We must return now to Spotify, which may be about to expose a few flaws in these theories. Founded in 2006 in Sweden, the founders followed all the careful rules of online monopolists. Get in quick and grow very fast and use the best lawyers against potential competitors – or buy them out. The business is now quoted on the NYSE; and until last week was valued at roughly $40bn, though by the time you read this, who knows. The Spotify business began by making music tracks available to consumers; moving quickly so to make it almost impossible for others to set up and compete. (Not quite all, there are a few specialist sites that bring minority music tastes to their own connoisseurs.) They pay the artists tiny amounts (a fraction of a penny) for each track played but the charges to consumers are relatively modest – about £10 a month for unlimited access. Who notices a tenner a month leaving their bank account? Not over four hundred million subscribers. Consumers can even get the service free if they let Spotify choose what they listen to and insert advertisements.
The site sources music and other audio material from around seven million creative types – and from not so creatives; many music copyrights get sold to professional investors. If you want to reach an audience of any size now, you need your material on Spotify. Which is where trouble has begun.
Recent growth has been into areas of other audio appeal, particularly podcasts, a sort of speech radio on demand, and the growth area to be in. Recently Spotify signed up, for a US$100m fee, the daddy of all podcasters, Joe Rogan, a chat show host who is prepared to chat to, and give airtime to, almost anybody. This could be dangerous and Spotify knew this. They imposed some sensible limits on who Joe could chat to and what about. Trouble, when it came – within days, came out of left field: from a bunch of leftish-leaning musicians, most notably Neil Young, formerly of Crosby Stills Nash and Young (not a firm of New York attorneys), who objected to Mr Rogan giving time on air to anti-vaxxers in the Covid debate. Now this is all a bit weird, Mr Young being formerly of anarchistic leanings himself; but, whatever, he threatened to pull all his music off Spotify unless Mr Rogan was sacked, or at least gagged. Neil was followed by a number of other anti-establishment types, all seemingly playing for the establishment and against free speech.

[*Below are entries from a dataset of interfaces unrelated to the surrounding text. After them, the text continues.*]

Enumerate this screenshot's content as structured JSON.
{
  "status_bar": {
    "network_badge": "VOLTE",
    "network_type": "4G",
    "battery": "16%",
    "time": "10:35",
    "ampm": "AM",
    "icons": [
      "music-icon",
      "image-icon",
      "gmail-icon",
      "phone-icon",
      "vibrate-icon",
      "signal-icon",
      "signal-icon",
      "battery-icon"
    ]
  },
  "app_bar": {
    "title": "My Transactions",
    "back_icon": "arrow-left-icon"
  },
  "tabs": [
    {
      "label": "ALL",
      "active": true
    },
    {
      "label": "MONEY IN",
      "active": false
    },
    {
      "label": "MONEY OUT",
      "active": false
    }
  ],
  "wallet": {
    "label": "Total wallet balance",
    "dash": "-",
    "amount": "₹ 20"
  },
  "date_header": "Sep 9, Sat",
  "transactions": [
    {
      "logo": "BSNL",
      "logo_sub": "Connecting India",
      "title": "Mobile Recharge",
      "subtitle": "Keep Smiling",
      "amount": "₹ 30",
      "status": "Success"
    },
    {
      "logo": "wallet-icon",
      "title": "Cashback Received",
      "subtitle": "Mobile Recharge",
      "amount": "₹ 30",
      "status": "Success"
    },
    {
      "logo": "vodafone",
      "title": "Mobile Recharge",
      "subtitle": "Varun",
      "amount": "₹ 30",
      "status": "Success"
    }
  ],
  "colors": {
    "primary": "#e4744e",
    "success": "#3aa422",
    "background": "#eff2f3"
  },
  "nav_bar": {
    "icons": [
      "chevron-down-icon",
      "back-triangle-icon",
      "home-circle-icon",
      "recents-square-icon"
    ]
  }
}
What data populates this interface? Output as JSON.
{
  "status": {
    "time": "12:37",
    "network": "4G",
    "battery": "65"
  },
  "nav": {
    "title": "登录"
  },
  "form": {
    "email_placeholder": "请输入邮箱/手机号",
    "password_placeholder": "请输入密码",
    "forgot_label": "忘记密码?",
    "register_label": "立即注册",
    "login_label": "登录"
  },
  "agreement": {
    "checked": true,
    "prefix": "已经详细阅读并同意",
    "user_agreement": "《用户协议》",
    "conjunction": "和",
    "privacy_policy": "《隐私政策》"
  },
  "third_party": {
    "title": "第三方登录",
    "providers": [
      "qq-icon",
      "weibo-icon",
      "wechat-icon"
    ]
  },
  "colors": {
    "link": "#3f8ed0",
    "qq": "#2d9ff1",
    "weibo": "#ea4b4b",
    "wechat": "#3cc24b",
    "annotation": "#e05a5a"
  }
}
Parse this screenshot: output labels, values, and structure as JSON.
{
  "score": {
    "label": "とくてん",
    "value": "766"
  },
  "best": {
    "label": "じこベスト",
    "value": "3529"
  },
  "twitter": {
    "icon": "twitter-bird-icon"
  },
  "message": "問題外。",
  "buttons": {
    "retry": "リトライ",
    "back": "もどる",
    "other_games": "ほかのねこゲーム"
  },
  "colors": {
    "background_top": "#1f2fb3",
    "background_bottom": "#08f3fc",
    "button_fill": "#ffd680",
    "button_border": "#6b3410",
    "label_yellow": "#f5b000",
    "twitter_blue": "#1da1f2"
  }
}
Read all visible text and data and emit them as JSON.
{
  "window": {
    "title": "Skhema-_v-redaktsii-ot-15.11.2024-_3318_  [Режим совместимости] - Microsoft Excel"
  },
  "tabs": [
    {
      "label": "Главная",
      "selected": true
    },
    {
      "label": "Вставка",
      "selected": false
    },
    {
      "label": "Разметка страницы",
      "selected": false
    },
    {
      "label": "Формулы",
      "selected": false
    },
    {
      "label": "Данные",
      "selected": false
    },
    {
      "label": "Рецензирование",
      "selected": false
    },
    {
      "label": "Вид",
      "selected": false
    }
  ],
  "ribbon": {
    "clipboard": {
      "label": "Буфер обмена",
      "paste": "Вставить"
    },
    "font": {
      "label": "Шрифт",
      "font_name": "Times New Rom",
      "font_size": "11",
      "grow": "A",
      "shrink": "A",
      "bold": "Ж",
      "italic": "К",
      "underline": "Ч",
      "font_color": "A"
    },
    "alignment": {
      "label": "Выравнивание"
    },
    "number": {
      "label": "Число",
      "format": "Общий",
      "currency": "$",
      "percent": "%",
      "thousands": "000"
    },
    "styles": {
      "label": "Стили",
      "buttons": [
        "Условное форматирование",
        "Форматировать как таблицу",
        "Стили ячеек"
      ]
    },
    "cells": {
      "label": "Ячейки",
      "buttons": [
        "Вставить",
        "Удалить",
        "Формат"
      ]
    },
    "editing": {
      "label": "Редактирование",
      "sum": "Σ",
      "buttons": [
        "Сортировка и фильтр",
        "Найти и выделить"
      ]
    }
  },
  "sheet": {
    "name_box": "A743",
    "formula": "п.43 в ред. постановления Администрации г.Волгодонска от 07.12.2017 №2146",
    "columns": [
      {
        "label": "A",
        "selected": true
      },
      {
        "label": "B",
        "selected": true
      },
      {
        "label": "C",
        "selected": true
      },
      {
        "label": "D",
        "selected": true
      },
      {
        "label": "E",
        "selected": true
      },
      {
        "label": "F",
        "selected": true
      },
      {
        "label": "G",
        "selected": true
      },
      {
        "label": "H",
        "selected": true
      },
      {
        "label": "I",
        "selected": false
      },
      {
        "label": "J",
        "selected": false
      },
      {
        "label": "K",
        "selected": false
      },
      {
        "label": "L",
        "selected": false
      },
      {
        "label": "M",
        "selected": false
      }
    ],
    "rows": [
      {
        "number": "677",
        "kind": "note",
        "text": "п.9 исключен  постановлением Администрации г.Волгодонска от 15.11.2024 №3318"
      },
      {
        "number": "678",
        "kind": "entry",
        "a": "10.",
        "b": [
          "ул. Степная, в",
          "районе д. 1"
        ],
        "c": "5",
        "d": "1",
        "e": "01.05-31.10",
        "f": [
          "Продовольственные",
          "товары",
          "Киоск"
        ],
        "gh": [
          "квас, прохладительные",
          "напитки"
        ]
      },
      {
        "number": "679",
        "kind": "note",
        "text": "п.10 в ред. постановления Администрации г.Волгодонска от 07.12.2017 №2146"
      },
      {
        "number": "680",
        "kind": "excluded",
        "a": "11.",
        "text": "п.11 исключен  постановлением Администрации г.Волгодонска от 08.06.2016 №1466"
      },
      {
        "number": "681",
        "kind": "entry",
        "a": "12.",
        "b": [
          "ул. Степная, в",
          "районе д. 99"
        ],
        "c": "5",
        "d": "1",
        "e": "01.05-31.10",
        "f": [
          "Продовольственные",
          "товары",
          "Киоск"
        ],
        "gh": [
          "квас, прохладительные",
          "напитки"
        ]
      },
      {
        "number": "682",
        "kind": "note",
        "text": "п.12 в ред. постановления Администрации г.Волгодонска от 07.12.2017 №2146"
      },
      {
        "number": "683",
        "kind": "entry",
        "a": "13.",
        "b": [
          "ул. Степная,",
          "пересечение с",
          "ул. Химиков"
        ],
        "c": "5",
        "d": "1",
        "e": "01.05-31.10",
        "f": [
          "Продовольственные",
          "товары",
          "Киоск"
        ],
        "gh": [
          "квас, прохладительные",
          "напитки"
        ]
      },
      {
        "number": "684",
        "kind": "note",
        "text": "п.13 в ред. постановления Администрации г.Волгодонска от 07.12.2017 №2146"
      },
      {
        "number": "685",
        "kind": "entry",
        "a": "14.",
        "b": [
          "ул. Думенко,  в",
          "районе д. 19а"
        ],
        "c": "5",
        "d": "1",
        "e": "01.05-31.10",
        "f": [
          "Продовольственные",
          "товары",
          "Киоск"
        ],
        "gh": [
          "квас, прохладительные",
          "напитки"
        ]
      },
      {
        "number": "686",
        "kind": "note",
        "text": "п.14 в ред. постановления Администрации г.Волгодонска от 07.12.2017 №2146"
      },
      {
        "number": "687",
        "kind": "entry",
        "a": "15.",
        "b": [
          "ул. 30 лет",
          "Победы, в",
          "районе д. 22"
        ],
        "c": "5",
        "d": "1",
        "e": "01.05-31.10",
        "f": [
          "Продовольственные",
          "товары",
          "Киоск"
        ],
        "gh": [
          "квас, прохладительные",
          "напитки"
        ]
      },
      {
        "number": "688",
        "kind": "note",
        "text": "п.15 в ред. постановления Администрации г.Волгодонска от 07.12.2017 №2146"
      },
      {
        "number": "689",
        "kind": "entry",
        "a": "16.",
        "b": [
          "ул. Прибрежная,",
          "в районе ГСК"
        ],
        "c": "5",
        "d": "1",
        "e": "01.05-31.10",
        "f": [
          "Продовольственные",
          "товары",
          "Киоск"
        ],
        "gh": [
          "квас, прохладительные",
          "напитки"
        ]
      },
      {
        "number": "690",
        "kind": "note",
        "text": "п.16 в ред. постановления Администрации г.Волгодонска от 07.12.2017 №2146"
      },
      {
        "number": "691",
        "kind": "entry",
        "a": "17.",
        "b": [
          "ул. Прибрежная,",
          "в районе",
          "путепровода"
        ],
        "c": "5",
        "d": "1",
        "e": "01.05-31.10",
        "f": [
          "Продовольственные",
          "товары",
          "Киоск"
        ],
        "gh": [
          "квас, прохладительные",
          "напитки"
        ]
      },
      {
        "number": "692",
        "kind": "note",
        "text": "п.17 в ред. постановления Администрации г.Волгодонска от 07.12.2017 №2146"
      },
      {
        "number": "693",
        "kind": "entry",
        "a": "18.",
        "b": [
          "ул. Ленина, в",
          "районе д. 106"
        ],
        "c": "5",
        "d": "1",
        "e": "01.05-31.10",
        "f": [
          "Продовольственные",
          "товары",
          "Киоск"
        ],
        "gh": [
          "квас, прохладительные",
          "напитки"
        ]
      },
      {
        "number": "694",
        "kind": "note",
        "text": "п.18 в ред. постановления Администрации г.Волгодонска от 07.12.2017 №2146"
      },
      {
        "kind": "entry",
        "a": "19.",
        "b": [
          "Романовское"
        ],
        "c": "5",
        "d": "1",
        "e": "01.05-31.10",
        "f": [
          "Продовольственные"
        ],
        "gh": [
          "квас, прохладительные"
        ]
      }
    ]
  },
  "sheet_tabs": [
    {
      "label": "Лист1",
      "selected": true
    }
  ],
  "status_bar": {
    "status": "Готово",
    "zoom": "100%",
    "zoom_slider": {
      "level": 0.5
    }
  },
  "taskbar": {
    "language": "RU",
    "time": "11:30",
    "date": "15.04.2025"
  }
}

Now Spotify sees the danger. Silence Mr Rogan and they lose a lot of listeners. Be not nice to Mr Young and they lose a lot of highly remunerative artists (though there is a question as to whether Mr Young can take his music off the site as he does not own the copyrights; he sold a 50% interest in his copyrights to an investor only a month ago.) But if the artists start to walk away, maybe figuring good ‘ole fashioned computer discs (CDs) to be a better way of keeping themselves in Chevys and champagne, Spotify may find itself in trouble. Especially if its customer base also figures out that buying a CD a month is better than paying monthly music rentals; at least you own the damn disc if you can’t make the monthly payments.
This may turn out to be all about nothing; but it could just be a tune which will not play much longer, and a warning that consumer power can be more effective than government regulation.